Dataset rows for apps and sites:
____________________

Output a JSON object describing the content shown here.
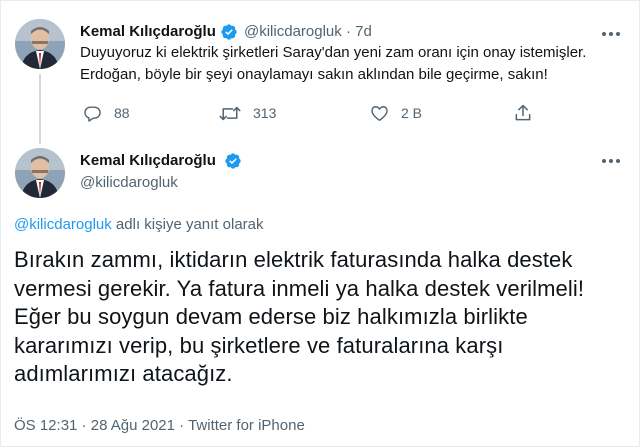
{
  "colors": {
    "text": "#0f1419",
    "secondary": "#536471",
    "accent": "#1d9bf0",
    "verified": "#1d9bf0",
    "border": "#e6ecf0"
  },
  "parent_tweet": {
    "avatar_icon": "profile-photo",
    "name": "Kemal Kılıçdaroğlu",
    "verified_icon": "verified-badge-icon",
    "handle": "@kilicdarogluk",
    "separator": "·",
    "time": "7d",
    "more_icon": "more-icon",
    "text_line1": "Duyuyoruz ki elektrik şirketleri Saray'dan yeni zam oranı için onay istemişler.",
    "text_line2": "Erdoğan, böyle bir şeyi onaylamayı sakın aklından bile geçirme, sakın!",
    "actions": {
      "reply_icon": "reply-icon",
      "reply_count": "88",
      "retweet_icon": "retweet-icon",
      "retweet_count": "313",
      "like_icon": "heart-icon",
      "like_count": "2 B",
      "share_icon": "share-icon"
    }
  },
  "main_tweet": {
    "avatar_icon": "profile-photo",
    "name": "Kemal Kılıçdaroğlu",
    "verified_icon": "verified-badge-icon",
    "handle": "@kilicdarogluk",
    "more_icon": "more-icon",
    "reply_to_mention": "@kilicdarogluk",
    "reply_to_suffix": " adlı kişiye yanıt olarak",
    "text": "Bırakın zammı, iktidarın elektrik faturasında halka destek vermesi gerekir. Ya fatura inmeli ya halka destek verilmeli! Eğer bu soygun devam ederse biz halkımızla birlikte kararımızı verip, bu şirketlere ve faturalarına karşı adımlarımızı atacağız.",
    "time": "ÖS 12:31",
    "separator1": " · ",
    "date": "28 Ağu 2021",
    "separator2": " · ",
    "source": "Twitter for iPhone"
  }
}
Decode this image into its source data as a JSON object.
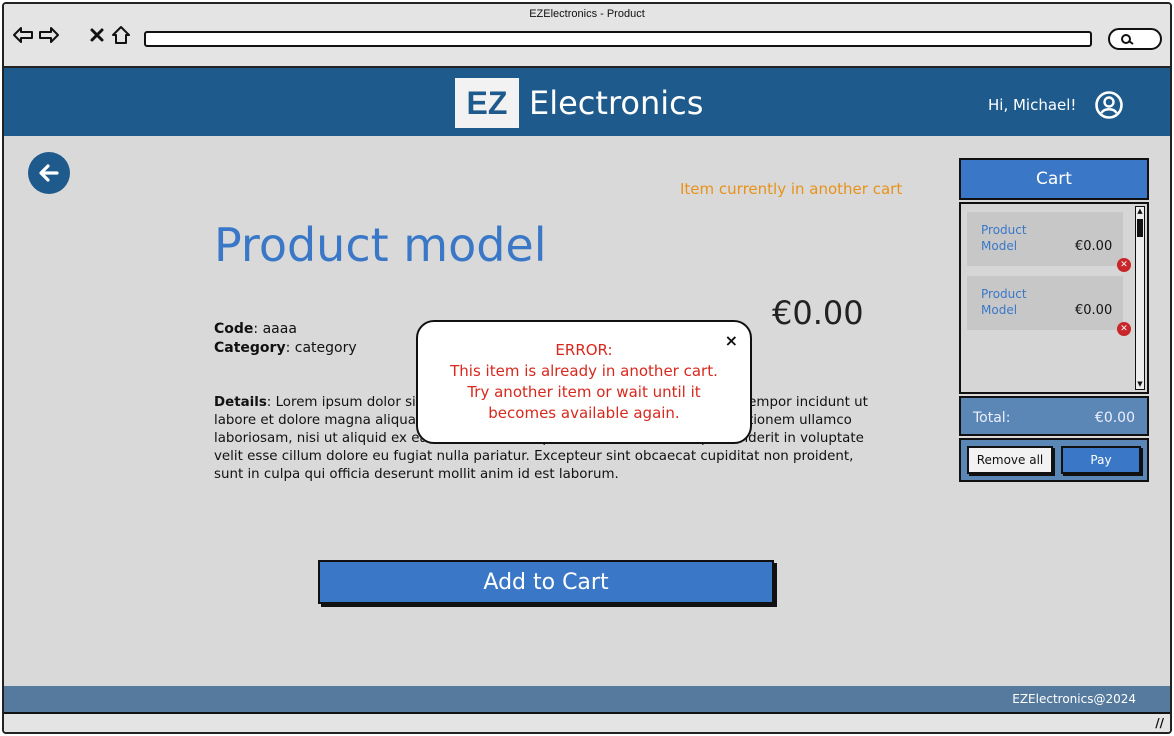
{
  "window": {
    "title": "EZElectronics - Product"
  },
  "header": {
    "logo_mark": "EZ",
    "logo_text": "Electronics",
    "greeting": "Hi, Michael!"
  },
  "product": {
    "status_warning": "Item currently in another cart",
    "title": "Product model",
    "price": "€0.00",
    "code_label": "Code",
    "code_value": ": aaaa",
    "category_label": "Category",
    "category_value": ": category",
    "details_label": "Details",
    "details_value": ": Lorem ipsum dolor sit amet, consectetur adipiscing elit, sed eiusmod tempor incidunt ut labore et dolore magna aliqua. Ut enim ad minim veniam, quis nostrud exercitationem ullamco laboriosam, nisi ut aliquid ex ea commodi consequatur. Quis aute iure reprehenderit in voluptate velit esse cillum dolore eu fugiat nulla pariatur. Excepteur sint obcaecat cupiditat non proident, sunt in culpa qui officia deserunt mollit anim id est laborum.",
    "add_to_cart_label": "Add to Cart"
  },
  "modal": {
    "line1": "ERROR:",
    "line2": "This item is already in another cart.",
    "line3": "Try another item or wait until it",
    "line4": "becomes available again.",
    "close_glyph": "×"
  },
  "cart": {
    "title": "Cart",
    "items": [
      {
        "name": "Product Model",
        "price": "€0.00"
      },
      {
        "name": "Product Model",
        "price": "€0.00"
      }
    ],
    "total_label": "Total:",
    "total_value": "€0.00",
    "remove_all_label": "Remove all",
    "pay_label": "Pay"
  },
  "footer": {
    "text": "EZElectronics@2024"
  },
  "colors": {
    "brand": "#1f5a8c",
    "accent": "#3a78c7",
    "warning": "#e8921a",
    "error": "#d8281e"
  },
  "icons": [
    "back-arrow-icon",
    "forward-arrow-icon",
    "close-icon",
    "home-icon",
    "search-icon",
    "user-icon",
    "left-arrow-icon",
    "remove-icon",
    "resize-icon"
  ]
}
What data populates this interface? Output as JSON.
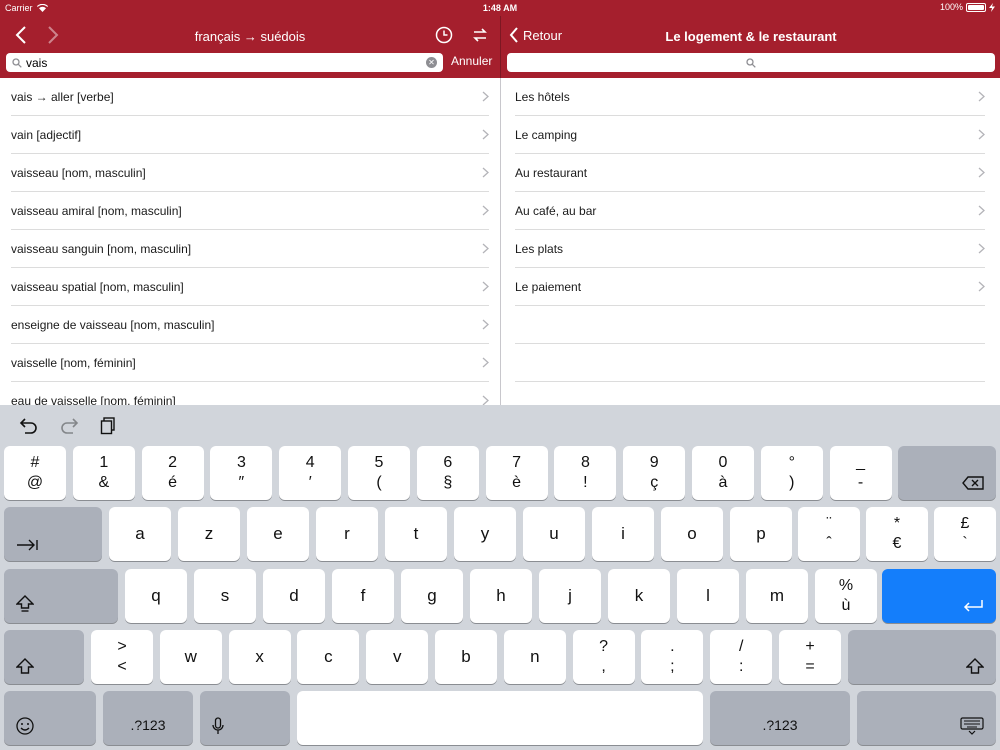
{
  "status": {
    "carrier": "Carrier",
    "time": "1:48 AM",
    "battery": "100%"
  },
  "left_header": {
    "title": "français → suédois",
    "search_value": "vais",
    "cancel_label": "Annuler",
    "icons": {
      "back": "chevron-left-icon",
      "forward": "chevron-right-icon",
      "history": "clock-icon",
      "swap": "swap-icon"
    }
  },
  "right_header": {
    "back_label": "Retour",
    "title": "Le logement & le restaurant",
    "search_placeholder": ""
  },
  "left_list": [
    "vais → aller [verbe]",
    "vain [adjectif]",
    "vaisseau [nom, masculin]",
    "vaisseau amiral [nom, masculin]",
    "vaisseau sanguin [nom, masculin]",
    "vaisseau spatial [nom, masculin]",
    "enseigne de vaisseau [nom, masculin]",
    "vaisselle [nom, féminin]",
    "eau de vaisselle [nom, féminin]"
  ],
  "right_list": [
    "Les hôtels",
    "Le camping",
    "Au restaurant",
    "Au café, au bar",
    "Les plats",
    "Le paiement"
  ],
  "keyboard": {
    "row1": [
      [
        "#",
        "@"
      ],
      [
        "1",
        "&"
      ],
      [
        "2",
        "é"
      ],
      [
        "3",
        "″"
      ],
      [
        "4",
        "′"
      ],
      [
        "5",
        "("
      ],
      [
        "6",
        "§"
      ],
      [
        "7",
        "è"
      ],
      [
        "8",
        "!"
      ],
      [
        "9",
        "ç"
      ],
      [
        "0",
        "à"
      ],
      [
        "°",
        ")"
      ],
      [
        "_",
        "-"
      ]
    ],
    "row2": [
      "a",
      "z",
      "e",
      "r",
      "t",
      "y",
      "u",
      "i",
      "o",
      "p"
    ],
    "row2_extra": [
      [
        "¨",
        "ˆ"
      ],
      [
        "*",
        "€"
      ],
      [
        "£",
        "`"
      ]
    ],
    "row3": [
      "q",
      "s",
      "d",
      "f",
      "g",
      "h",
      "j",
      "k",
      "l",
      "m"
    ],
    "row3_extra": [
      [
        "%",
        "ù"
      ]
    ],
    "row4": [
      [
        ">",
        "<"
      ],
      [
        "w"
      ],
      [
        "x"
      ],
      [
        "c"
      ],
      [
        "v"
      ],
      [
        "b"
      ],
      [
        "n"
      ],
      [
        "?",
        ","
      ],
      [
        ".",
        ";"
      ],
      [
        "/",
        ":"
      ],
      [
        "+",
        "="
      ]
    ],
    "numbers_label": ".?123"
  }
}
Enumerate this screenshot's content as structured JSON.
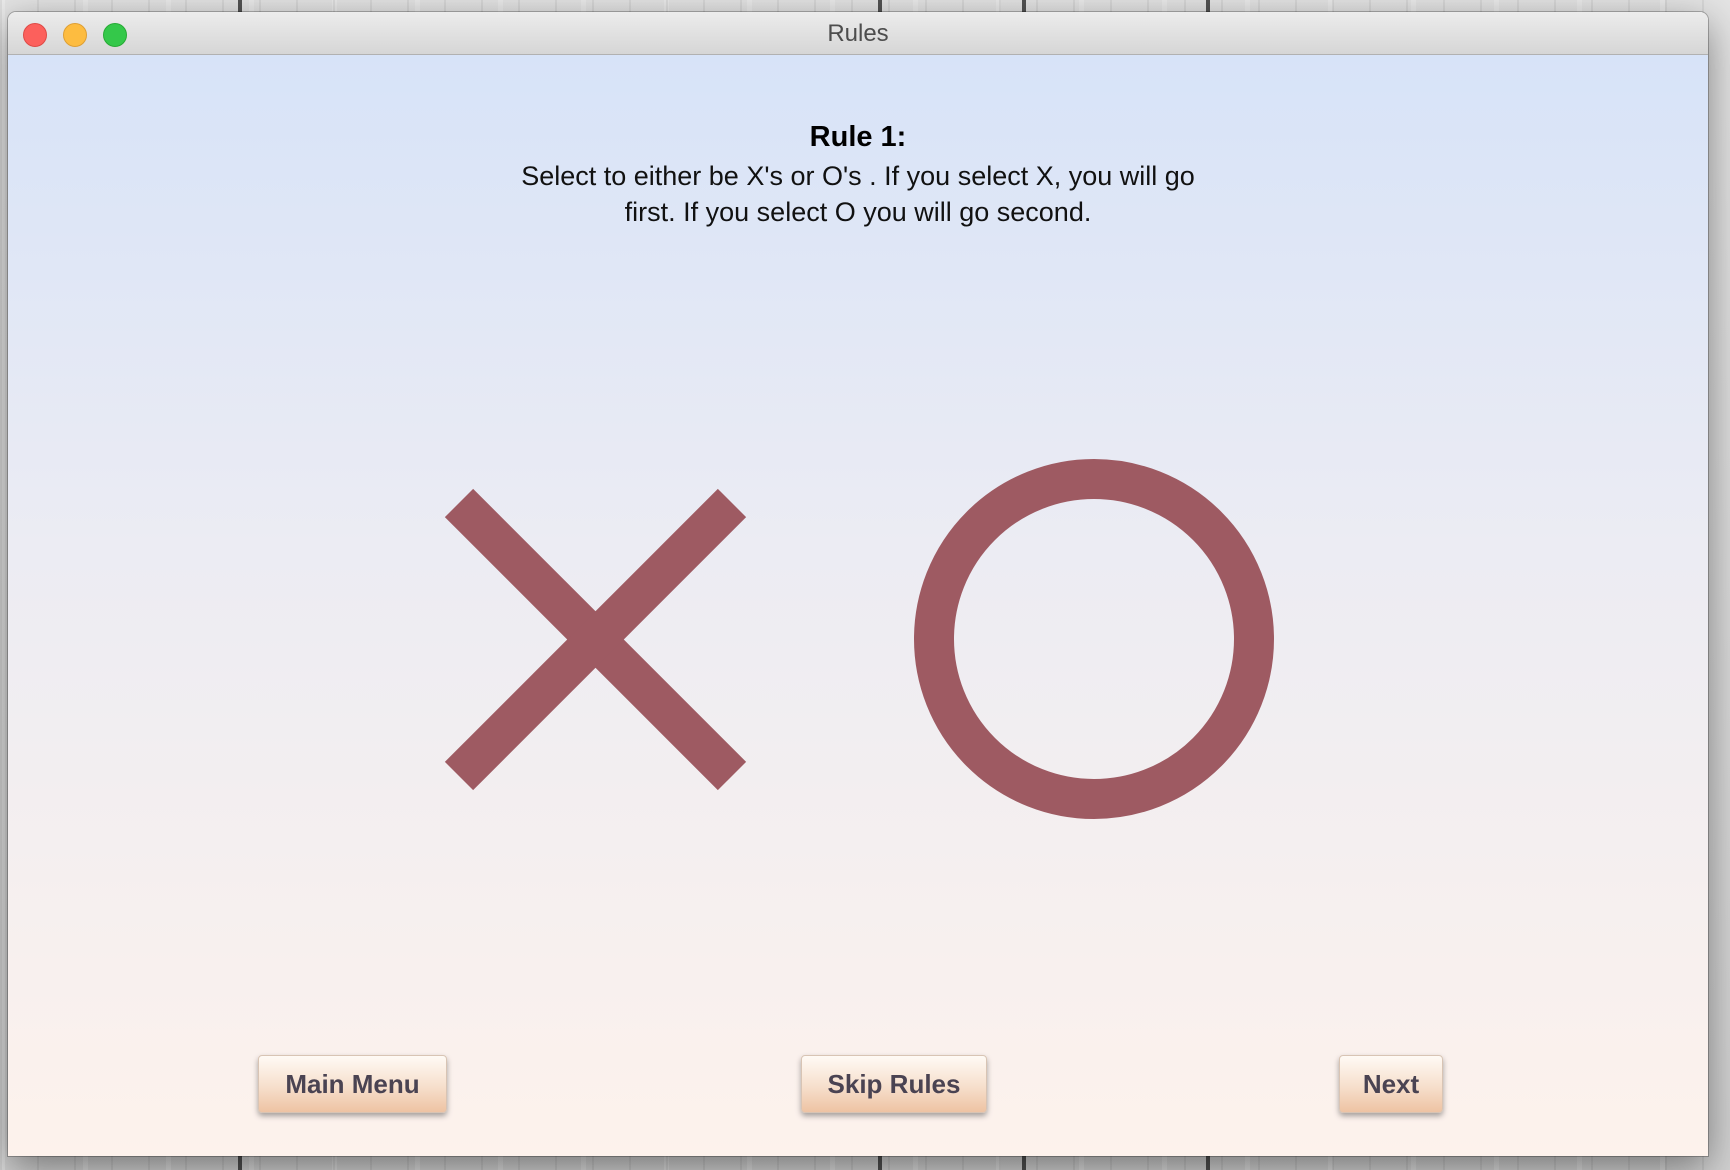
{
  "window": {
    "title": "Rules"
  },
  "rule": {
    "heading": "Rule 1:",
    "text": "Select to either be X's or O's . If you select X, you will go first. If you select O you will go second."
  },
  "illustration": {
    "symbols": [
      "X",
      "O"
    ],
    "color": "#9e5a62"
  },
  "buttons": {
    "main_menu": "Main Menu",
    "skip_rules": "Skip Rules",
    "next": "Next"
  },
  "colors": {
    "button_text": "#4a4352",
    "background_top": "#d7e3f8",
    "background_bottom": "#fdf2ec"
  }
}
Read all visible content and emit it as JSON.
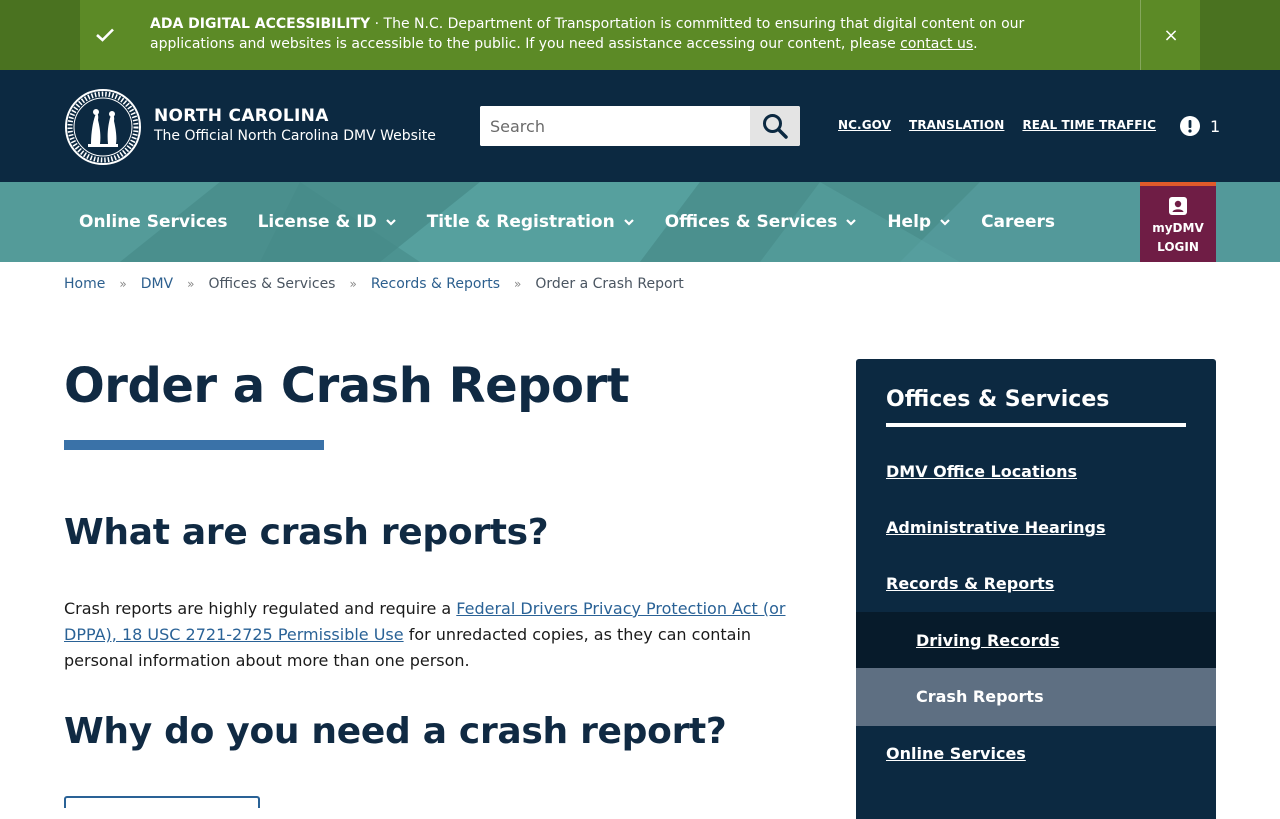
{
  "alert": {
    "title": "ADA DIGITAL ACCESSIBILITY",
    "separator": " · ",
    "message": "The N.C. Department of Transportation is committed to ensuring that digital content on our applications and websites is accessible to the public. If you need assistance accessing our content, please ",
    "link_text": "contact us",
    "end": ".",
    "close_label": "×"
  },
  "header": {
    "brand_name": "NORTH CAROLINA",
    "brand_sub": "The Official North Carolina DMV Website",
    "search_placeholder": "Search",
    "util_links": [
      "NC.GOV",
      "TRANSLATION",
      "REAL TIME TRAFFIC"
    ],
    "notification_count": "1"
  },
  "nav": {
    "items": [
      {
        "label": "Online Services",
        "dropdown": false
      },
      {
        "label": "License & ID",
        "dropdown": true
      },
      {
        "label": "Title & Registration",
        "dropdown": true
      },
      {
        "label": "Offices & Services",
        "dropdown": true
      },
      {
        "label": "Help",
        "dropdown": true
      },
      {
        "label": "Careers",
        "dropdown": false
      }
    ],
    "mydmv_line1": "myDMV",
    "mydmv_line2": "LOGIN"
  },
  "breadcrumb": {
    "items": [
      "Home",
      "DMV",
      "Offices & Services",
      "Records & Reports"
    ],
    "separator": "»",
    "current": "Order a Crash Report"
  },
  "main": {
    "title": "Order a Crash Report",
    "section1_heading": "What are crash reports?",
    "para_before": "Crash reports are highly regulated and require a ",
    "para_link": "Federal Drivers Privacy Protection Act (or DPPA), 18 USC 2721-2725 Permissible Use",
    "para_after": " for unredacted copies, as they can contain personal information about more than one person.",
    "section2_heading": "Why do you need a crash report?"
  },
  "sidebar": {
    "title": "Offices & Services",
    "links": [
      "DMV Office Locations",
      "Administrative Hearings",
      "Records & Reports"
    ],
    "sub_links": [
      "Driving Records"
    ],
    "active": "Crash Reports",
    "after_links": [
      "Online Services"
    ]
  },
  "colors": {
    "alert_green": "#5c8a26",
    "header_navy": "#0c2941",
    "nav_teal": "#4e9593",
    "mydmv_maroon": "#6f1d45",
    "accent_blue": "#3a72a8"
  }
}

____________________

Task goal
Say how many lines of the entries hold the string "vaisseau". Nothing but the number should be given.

Response for this exercise
5